In the past thirty years, the balance between the proletarians and the accumulated wealth they valorise, between "living" and "dead" labour, has been broken up at the expense of the former. Unbound competition leads to monopoly, with all its reverse effects. In the economic sphere, we have overconcentration, niches, arbitrary price fixing, exorbitant income for the elite, investment or disinvestment decisions unconnected to productive profitability. In the political sphere, we have an imperialism that acts as if it could do as it pleases, because no competitor has yet the means to tell it where to stop. The US now has the power to prove its hegemony nearly everywhere and put the lid of its military superiority on any disorder, without restoring law and order, and in fact creating more disorder. Alexander the Great cut the Gordian knot, America now crushes the ball of knots. Strategic deadlock signifies social deadlock.
Today's depreciation of human activity in its most down-to-earth forms (in plain language, the depreciation of the worker) comes with a capitalist undermining of traditions like the nation, hierarchy, family and religion. Communist critique can rejoice, except such a rejection leads nowhere if the old-fashioned ideas are replaced by a void. In any case, the withering of traditions fosters contradictions, among other reasons because capitalism still needs men ready to die for it. When the military becomes a job like any other, losing one's life turns into an occupational hazard that the employee naturally tries to avoid and which the boss will be held responsible for if it happens. It's all very well having the Star Spangled Banner at school, in the office or on one's porch, but the GI starts complaining when the death rate exceeds the very low minimum that he naively took for granted the day he signed on. Like any other worker, he wants the term of the contract respected and asks for guarantees.
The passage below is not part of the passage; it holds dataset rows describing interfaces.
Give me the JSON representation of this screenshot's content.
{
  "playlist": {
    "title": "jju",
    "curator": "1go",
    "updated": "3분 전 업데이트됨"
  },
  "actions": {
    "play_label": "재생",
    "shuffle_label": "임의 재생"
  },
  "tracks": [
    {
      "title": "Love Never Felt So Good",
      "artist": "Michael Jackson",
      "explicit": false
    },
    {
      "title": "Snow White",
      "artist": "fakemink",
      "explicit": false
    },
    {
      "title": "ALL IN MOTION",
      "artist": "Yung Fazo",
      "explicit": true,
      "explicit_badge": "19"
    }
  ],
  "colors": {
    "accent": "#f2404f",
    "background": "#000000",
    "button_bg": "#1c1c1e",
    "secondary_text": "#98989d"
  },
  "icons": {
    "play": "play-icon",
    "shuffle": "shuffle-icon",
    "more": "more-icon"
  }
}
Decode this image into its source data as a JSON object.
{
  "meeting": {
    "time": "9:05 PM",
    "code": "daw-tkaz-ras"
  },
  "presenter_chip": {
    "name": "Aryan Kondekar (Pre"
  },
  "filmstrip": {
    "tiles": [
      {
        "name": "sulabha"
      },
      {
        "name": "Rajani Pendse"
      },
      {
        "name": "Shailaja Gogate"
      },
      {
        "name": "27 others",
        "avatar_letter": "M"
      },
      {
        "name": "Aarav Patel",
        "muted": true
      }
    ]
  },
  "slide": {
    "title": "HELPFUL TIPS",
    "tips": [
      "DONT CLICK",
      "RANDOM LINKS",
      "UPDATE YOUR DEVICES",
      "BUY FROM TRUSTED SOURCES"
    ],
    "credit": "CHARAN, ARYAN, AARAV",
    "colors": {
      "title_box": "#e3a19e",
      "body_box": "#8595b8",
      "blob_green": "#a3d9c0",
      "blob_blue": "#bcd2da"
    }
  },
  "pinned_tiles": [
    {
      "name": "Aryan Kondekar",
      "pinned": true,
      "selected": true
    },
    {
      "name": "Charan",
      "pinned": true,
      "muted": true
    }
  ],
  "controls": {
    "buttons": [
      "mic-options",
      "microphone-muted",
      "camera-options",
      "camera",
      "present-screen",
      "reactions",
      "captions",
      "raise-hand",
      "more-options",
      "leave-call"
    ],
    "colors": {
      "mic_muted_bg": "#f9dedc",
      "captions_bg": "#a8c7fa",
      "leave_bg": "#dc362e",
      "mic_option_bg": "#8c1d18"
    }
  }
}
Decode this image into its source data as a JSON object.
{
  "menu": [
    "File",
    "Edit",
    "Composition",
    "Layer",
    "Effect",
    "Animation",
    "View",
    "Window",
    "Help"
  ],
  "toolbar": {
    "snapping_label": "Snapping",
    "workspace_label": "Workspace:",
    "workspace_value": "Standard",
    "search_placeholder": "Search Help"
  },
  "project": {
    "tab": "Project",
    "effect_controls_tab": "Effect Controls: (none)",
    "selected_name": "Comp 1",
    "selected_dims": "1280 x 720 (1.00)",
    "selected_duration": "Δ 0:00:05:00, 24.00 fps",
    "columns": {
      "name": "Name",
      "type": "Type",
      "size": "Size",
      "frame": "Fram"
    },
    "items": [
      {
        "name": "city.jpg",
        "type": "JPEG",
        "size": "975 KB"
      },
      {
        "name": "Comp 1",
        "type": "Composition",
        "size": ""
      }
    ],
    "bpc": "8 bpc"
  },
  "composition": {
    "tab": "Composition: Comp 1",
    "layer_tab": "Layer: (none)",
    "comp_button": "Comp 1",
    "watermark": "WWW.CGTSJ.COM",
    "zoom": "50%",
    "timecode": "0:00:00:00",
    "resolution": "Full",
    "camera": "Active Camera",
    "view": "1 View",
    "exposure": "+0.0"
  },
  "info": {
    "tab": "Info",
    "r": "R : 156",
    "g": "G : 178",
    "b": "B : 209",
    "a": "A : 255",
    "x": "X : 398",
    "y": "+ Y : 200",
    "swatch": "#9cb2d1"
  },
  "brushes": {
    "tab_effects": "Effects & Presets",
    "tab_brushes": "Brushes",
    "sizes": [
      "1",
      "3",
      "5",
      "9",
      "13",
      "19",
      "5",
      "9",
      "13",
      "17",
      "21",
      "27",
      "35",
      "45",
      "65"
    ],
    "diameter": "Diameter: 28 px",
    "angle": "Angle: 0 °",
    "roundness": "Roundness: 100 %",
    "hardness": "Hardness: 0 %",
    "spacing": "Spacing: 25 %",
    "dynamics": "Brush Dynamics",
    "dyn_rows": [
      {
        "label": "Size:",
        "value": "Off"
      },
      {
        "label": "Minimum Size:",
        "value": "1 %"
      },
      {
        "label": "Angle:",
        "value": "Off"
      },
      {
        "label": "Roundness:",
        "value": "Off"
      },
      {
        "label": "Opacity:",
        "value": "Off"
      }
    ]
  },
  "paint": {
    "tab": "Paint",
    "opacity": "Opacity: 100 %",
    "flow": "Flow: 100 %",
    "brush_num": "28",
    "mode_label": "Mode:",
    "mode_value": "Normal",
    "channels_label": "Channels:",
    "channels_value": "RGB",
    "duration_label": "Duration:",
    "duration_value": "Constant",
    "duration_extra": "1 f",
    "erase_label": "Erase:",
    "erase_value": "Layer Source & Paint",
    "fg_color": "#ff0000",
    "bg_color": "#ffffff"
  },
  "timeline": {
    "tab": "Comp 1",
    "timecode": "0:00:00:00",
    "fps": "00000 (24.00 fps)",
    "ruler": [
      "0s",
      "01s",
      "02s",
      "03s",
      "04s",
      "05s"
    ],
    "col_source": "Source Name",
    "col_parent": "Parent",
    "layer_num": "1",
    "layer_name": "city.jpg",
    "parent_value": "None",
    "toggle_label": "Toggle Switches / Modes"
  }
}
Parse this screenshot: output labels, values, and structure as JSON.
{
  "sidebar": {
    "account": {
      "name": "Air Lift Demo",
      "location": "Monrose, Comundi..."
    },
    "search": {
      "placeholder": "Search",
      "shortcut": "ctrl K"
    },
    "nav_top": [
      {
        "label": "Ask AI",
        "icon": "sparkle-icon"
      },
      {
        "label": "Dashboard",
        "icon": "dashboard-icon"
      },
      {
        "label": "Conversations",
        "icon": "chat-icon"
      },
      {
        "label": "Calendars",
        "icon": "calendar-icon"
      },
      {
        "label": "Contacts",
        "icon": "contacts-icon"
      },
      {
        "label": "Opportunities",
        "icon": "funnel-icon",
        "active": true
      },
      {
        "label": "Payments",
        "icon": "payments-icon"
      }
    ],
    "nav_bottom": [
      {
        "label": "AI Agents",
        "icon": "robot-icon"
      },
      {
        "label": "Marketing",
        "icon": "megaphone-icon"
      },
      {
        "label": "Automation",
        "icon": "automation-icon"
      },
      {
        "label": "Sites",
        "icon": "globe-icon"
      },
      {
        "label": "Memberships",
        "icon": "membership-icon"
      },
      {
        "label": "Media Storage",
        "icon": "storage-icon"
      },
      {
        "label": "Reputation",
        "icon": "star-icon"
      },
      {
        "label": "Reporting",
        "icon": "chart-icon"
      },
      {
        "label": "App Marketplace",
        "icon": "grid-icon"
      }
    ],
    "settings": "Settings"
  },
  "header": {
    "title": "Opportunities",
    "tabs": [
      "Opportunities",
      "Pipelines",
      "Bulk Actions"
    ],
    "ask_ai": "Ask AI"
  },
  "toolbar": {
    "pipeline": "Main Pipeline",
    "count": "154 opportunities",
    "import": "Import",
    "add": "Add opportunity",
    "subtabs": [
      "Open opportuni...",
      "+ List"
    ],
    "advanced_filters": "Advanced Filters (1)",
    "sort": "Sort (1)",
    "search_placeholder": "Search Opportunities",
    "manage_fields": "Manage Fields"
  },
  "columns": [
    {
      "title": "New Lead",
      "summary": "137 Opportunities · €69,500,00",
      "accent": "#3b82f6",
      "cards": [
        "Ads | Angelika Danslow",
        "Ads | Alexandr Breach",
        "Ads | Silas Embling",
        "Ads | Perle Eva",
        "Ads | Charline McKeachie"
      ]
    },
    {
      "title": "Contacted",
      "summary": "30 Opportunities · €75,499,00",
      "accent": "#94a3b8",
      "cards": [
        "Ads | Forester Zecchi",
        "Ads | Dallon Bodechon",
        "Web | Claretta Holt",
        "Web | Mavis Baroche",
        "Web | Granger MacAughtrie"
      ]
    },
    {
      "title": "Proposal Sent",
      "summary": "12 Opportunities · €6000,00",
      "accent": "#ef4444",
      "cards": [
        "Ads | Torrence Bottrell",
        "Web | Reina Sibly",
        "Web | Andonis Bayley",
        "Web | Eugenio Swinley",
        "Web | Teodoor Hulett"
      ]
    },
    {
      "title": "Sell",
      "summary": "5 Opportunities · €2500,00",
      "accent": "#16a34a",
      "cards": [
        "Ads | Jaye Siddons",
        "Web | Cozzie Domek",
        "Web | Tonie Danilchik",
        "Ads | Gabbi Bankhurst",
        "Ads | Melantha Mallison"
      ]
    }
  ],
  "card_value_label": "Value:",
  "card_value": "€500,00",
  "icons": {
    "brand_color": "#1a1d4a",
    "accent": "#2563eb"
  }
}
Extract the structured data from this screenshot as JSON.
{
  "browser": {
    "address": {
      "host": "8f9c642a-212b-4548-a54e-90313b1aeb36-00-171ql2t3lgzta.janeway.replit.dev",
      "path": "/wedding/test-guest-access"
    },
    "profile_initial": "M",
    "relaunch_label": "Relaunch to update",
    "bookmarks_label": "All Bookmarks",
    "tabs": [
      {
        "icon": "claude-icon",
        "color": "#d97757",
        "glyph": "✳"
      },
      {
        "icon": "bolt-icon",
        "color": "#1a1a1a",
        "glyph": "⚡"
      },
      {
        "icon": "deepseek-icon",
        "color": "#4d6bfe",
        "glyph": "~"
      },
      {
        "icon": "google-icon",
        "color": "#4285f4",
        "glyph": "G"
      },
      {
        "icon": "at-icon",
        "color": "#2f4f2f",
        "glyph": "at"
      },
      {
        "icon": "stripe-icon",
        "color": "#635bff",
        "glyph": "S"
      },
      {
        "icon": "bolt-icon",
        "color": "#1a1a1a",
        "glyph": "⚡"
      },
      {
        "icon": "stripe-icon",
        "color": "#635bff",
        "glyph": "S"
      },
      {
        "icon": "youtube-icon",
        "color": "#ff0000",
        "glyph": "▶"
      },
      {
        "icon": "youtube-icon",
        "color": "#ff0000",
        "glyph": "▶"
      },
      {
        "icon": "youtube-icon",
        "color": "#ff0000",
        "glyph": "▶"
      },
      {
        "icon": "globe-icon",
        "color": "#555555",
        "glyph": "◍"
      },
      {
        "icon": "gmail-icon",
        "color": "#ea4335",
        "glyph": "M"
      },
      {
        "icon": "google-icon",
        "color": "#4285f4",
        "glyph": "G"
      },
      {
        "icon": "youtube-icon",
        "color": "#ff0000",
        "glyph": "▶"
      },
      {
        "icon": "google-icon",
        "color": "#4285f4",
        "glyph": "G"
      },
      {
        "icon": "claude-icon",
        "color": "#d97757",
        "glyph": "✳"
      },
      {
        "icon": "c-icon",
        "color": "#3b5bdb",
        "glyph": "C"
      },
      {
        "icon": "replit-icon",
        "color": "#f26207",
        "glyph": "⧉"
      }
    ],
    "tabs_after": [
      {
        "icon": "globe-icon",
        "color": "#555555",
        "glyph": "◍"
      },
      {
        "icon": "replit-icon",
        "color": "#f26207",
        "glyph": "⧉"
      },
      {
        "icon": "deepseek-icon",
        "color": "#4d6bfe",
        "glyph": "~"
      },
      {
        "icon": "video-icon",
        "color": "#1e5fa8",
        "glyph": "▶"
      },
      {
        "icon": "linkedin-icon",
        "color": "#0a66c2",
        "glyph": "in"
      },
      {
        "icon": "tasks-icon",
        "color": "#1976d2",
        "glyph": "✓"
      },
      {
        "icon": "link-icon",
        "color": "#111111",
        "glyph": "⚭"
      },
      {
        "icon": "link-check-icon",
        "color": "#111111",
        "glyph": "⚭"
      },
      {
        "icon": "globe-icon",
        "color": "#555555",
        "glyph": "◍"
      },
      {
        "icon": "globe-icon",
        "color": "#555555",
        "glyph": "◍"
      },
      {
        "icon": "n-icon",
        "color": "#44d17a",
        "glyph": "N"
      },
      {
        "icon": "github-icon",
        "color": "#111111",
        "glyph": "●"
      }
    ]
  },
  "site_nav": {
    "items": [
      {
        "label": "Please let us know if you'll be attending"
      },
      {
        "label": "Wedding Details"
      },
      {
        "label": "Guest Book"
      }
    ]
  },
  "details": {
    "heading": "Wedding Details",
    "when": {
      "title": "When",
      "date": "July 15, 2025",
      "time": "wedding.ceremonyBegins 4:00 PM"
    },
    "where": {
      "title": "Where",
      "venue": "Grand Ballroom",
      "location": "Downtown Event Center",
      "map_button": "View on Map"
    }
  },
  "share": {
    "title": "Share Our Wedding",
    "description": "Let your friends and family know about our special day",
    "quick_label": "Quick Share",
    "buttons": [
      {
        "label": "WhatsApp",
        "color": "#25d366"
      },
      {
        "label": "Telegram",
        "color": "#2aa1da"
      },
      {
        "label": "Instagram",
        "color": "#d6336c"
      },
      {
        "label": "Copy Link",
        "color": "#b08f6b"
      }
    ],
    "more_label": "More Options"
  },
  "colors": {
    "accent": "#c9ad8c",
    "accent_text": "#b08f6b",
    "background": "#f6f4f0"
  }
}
The British army has such trouble recruiting young men and women willing to risk their lives in Iraq that each volunteer is given a bonus if he or she persuades a friend to volunteer as well. There's even talk of exempting from taxation time spent on the battlefield.
In other more peaceful spheres, there is also a contradiction between technical and mercantile excesses, and the need to maintain socially essential functions. There's a limit to the degree of cost/benefit logic central political power can admit. A colonel cannot be assessed and paid according to the enemy body count, a judge according to the number of judgements he's passed, a teacher according to the success rate in the exam, a university lecturer according to the quantity of articles he's published, a social worker according to the number of cases he's processed, etc. Yet it's that rationality that's now set as a target, and schools get audited like companies. Combined with the systematic substitution of un-manned for manned devices, speeded-up universal commodification (for instance the privatisation of public services) is counterproductive from the point of view of profits as a whole. Business needs a political power that structures society, and a "minimal" State is not up to it. A low-cost State is a low-efficiency State.